Date: 30 November and 1 December 2017
Place: Domus Medica, Oslo
In the last fifty years or so a number of nationwide health registries have been established in the Nordic countries, spurring the interest of research communities all over the world. Hundreds of highly influential papers have been based on these registries, both because of the sheer volume of information, but also because of the quality of that information. In the same period, an extensive theory on causal inference has been developed, paving the way for the use of causal frameworks in fields such as epidemiology and economics. This workshop aims to explore when causal statements are appropriate in health registry research.
The workshop will address several aspects of causal inference, including instrumental variable analysis (IVA), time-varying confounding, and mediation analysis. The randomized controlled trial (RCT) is often called the gold standard for identifying causal effects. However, causal inference from observational data typically is based on mimicking randomization using causal models. Inverse probability weighting and standardization are examples of popular methods. Another approach is instrumental variable analysis (IVA), mimicking an RCT by identifying a variable – the so-called instrument – that is associated with the treatment but not the outcome (except through the treatment). A special case of IVA is Mendelian randomization, where instruments are genetic. A genetic marker may, for example, be associated with smoking behavior but not the risk of congenital malformations. This allows for the estimation of the causal effect of smoking on the risk of congenital malformations. Time-varying confounding occurs when the relation between a confounder and the treatment, or a confounder and an outcome, changes over time. For example, health status may affect both dose of drug (treatment) and risk of death (outcome) for a certain illness. Without proper handling, it may appear as if lower doses reduce the risk of death, because these doses are only given to the healthiest patients. Mediation analysis refers to a situation where we are interested in the effect of how a treatment affects an outcome via an intermediate variable – a so-called mediator. For example, the treatment could be in-vitro fertilization, the outcome could be risk of premature birth, and the mediator could be twinning.

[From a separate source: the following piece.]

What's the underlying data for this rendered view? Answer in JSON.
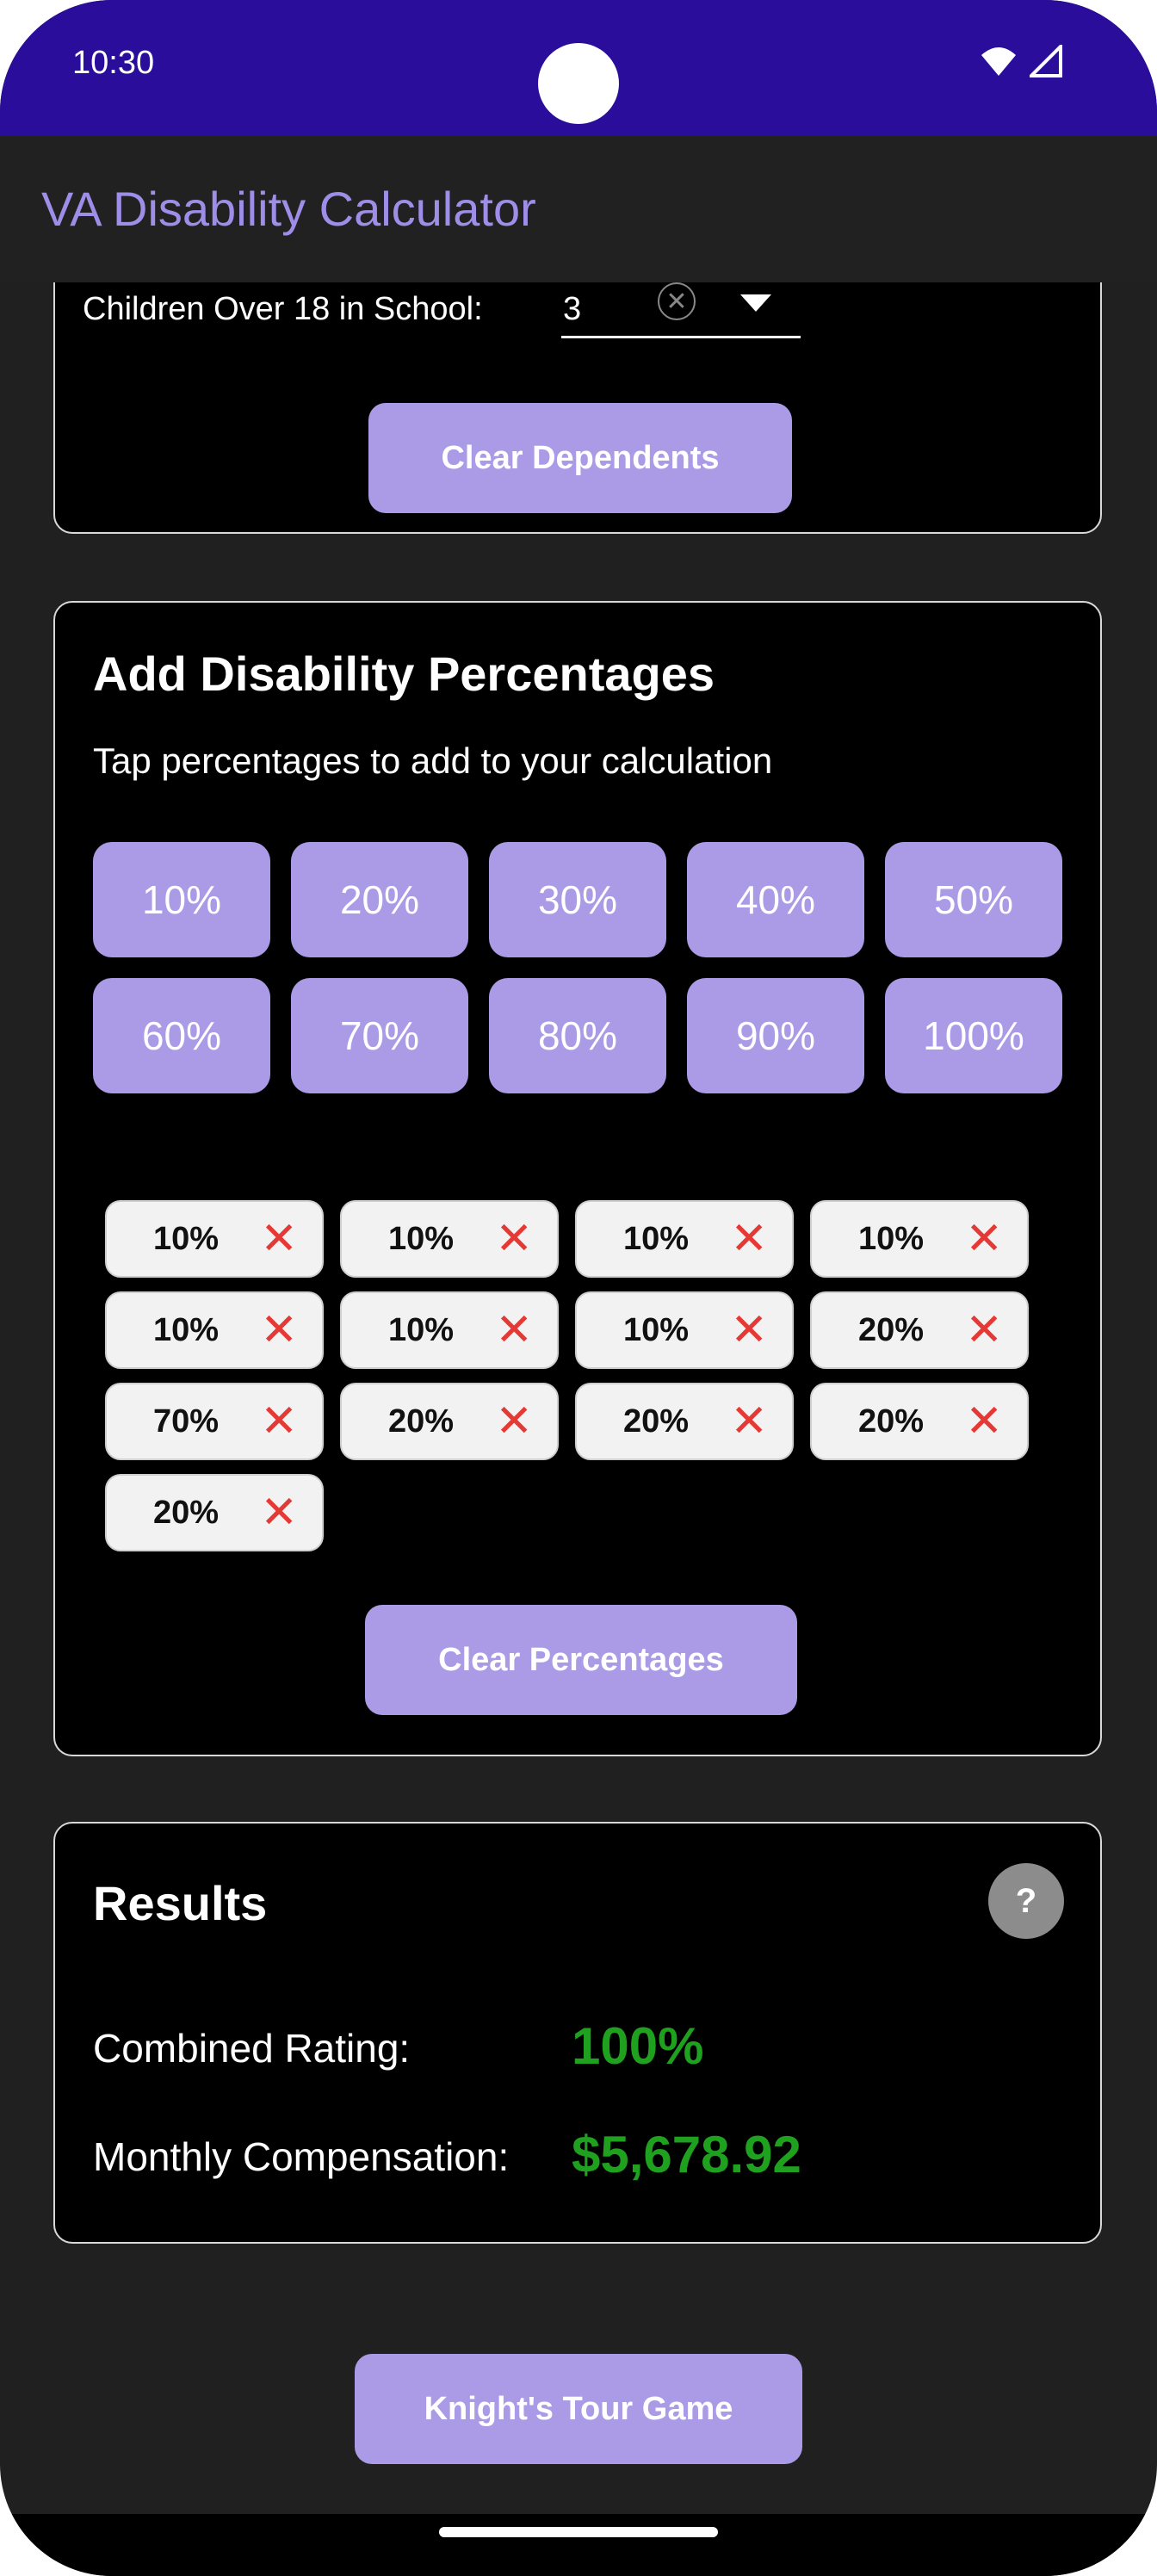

|Kjell G. Salvanes|
|Mats J. Stensrud|
|Rolv Terje Lie|
|Øystein Ariansen Haaland|
In this session we will give a brief review of the issues arising from time-varying confounding in the context of longitudinal data created by linkage, give an overview of the three main approaches to deal with it (g-computation, g-estimation, IPW), and discuss results from examples arising from UK-based electronic health records. (Rhian Daniel)
In this session we will introduce mediation analysis when it involves a single mediator and then extend it to the more likely settings that involve multiple mediators, linking them to the time-varying confounding issues addressed in session 1. We will consider alternative targets of estimation, compare their interpretation in the light of life-course studies, and illustrate them using data from UK-based cancer registry data. (Rhian Daniel)

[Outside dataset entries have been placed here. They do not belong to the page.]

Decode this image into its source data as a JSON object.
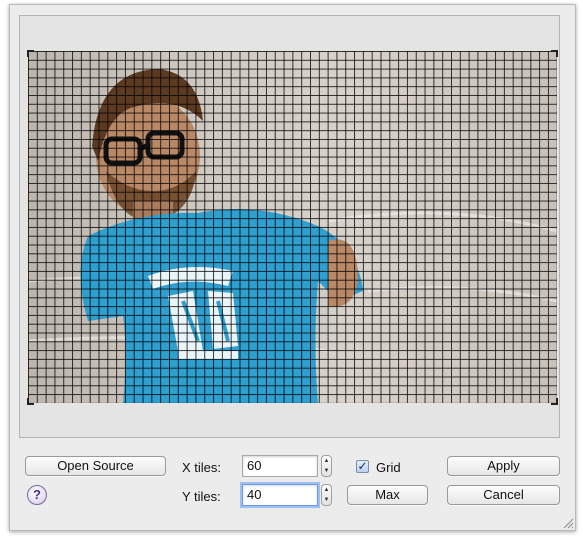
{
  "preview": {
    "grid_columns": 60,
    "grid_rows": 40,
    "grid_visible": true
  },
  "buttons": {
    "open_source": "Open Source",
    "apply": "Apply",
    "max": "Max",
    "cancel": "Cancel"
  },
  "fields": {
    "x_tiles_label": "X tiles:",
    "x_tiles_value": "60",
    "y_tiles_label": "Y tiles:",
    "y_tiles_value": "40"
  },
  "grid_toggle": {
    "label": "Grid",
    "checked": true
  },
  "help": {
    "glyph": "?"
  },
  "icons": {
    "help": "question-mark-icon",
    "stepper": "up-down-arrow-icon",
    "resize": "resize-grip-icon",
    "check": "checkmark-icon"
  },
  "colors": {
    "window_bg": "#ececec",
    "focus_ring": "#9cc1f2",
    "shirt": "#2f9fd0"
  }
}
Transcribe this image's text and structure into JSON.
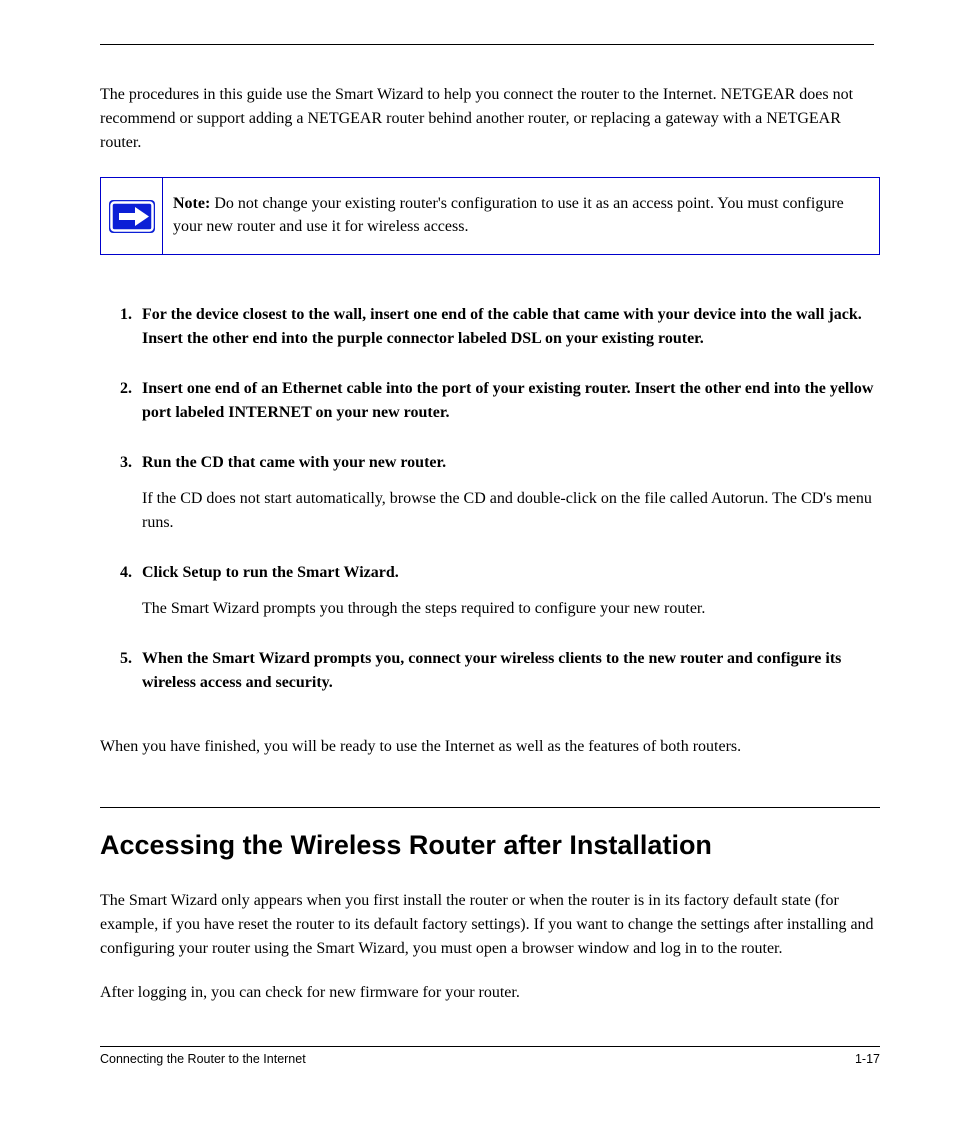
{
  "intro": "The procedures in this guide use the Smart Wizard to help you connect the router to the Internet. NETGEAR does not recommend or support adding a NETGEAR router behind another router, or replacing a gateway with a NETGEAR router.",
  "note": {
    "label": "Note:",
    "text": " Do not change your existing router's configuration to use it as an access point. You must configure your new router and use it for wireless access."
  },
  "steps": [
    {
      "main": "For the device closest to the wall, insert one end of the cable that came with your device into the wall jack. Insert the other end into the purple connector labeled DSL on your existing router.",
      "sub": ""
    },
    {
      "main": "Insert one end of an Ethernet cable into the port of your existing router. Insert the other end into the yellow port labeled INTERNET on your new router.",
      "sub": ""
    },
    {
      "main": "Run the CD that came with your new router.",
      "sub": "If the CD does not start automatically, browse the CD and double-click on the file called Autorun. The CD's menu runs."
    },
    {
      "main": "Click Setup to run the Smart Wizard.",
      "sub": "The Smart Wizard prompts you through the steps required to configure your new router."
    },
    {
      "main": "When the Smart Wizard prompts you, connect your wireless clients to the new router and configure its wireless access and security.",
      "sub": ""
    }
  ],
  "closing": "When you have finished, you will be ready to use the Internet as well as the features of both routers.",
  "section_heading": "Accessing the Wireless Router after Installation",
  "section_body_1": "The Smart Wizard only appears when you first install the router or when the router is in its factory default state (for example, if you have reset the router to its default factory settings). If you want to change the settings after installing and configuring your router using the Smart Wizard, you must open a browser window and log in to the router.",
  "section_body_2": "After logging in, you can check for new firmware for your router.",
  "footer": {
    "left": "Connecting the Router to the Internet",
    "right": "1-17"
  }
}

|Instrumental variables in health registry research: Challenges and possibilities
Epidemiologists are increasingly using instrumental variable (IV) analysis to estimate causal effects in observational data. If the IV assumptions are not valid, then the IV estimates can be more biased than other approaches. Therefore, a key aspect of any study using IVs is to assess whether the IV assumptions are plausible. In this session, I will describe some recently developed methods to evaluate the IV assumptions. (Neil Davies)
|Identification and causal inference using population wide administrative data

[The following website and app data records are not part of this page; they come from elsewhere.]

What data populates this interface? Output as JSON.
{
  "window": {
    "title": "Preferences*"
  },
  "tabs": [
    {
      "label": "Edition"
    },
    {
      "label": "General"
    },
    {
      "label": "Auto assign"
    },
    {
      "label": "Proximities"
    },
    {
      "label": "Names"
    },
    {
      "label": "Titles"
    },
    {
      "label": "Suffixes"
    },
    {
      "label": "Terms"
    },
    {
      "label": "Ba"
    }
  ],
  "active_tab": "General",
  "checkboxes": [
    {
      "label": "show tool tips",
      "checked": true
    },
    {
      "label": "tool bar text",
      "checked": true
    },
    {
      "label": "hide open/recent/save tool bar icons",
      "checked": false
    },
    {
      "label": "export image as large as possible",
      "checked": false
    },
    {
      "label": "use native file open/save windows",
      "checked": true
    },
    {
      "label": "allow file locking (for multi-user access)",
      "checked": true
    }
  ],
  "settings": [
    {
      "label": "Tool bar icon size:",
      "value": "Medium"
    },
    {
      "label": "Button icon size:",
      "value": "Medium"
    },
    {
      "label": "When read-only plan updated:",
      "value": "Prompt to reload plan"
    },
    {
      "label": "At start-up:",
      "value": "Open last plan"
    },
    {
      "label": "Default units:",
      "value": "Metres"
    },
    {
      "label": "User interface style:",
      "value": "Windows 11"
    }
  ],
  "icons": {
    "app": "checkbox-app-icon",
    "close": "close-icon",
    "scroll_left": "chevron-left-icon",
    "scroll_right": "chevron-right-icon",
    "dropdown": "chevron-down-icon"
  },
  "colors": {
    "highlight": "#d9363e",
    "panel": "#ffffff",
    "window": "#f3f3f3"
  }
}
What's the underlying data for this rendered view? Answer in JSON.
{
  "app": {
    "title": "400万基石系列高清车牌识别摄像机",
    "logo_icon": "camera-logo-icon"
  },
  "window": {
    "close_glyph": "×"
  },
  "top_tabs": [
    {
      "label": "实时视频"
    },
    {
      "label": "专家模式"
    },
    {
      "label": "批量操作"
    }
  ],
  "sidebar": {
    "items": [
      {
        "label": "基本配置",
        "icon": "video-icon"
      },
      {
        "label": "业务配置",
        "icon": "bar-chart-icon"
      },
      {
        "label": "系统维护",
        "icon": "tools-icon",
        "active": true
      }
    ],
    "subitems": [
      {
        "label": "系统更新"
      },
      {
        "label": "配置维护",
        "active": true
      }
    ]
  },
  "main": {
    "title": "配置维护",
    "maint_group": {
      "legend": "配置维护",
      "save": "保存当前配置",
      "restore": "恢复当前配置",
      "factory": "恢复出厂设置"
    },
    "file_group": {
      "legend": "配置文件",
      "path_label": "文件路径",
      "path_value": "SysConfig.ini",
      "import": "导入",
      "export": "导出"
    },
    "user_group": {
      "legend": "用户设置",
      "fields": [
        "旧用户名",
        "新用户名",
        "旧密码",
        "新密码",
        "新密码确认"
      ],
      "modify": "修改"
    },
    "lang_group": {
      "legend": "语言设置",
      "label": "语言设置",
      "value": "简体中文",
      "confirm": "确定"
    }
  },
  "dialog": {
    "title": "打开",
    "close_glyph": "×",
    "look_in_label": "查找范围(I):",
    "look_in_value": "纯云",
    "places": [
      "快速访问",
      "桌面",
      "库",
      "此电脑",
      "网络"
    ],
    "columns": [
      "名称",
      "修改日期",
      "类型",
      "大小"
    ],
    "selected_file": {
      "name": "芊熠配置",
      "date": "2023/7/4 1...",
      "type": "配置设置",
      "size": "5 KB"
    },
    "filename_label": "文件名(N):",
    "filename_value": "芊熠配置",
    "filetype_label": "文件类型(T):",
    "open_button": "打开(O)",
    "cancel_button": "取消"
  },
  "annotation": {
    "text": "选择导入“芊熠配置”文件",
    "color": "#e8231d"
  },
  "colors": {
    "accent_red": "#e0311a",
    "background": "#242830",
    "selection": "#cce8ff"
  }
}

More to follow. (Kjell G. Salvanes)
|The aspect of time in Mendelian randomisation studies: A neglected source of bias?
There is an important temporal aspect of Mendelian Randomisation studies: The design relies on genetic variants that are carried from conception, but subjects are often recruited in (late) adulthood. First, I will explain how this time lag may introduce bias. Second, I will present a new method to adjust for survivor bias, using family data from health registries. (Mats J. Stensrud)
|Is there a place for causal inference in health registry research?
This opening talk will give a brief review of the histories of health registry research and causal inference, and discuss the potential of the latter in the former. (Rolv Terje Lie)
|Current use of instrumental variable analysis (IVA) in health registry research
This talk addresses how IVA is currently being used in health registry research. We give an introduction to IVA and review the literature. (Øystein Ariansen Haaland)
|Odd O. Aalen|
|Jon Michael Gran|
|Rolv Terje Lie|
|Øystein Ariansen Haaland|